THE RECORDS:
|---|
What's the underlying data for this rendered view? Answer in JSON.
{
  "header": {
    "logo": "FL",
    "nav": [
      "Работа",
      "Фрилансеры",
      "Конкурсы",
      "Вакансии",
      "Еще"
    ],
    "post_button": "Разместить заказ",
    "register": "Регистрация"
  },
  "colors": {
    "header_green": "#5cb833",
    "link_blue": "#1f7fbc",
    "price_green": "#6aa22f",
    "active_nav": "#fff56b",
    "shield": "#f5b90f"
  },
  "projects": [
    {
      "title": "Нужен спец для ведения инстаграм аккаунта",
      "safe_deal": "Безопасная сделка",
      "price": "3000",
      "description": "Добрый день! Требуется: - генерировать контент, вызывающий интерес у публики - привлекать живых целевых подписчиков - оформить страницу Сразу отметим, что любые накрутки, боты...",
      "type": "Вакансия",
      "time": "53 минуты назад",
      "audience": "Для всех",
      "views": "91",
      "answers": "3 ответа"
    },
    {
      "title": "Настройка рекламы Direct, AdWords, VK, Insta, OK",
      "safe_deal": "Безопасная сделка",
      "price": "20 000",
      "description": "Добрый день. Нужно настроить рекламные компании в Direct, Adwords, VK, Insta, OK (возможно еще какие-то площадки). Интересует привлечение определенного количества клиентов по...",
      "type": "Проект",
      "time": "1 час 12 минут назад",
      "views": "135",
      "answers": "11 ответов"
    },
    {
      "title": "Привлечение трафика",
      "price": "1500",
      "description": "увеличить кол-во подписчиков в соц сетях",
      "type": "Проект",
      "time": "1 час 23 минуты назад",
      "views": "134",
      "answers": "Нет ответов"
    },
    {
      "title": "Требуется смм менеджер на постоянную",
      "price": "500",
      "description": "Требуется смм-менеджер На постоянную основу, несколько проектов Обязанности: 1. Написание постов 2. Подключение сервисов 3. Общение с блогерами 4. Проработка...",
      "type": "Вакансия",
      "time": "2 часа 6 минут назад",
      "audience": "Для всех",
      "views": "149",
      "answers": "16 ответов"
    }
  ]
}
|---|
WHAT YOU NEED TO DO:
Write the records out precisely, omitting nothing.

RESULT:
What's the underlying data for this rendered view? Answer in JSON.
{
  "header": {
    "logo": "FL",
    "nav": [
      "Работа",
      "Фрилансеры",
      "Конкурсы",
      "Вакансии",
      "Еще"
    ],
    "post_button": "Разместить заказ",
    "register": "Регистрация"
  },
  "colors": {
    "header_green": "#5cb833",
    "link_blue": "#1f7fbc",
    "price_green": "#6aa22f",
    "active_nav": "#fff56b",
    "shield": "#f5b90f"
  },
  "projects": [
    {
      "title": "Нужен спец для ведения инстаграм аккаунта",
      "safe_deal": "Безопасная сделка",
      "price": "3000",
      "description": "Добрый день! Требуется: - генерировать контент, вызывающий интерес у публики - привлекать живых целевых подписчиков - оформить страницу Сразу отметим, что любые накрутки, боты...",
      "type": "Вакансия",
      "time": "53 минуты назад",
      "audience": "Для всех",
      "views": "91",
      "answers": "3 ответа"
    },
    {
      "title": "Настройка рекламы Direct, AdWords, VK, Insta, OK",
      "safe_deal": "Безопасная сделка",
      "price": "20 000",
      "description": "Добрый день. Нужно настроить рекламные компании в Direct, Adwords, VK, Insta, OK (возможно еще какие-то площадки). Интересует привлечение определенного количества клиентов по...",
      "type": "Проект",
      "time": "1 час 12 минут назад",
      "views": "135",
      "answers": "11 ответов"
    },
    {
      "title": "Привлечение трафика",
      "price": "1500",
      "description": "увеличить кол-во подписчиков в соц сетях",
      "type": "Проект",
      "time": "1 час 23 минуты назад",
      "views": "134",
      "answers": "Нет ответов"
    },
    {
      "title": "Требуется смм менеджер на постоянную",
      "price": "500",
      "description": "Требуется смм-менеджер На постоянную основу, несколько проектов Обязанности: 1. Написание постов 2. Подключение сервисов 3. Общение с блогерами 4. Проработка...",
      "type": "Вакансия",
      "time": "2 часа 6 минут назад",
      "audience": "Для всех",
      "views": "149",
      "answers": "16 ответов"
    }
  ]
}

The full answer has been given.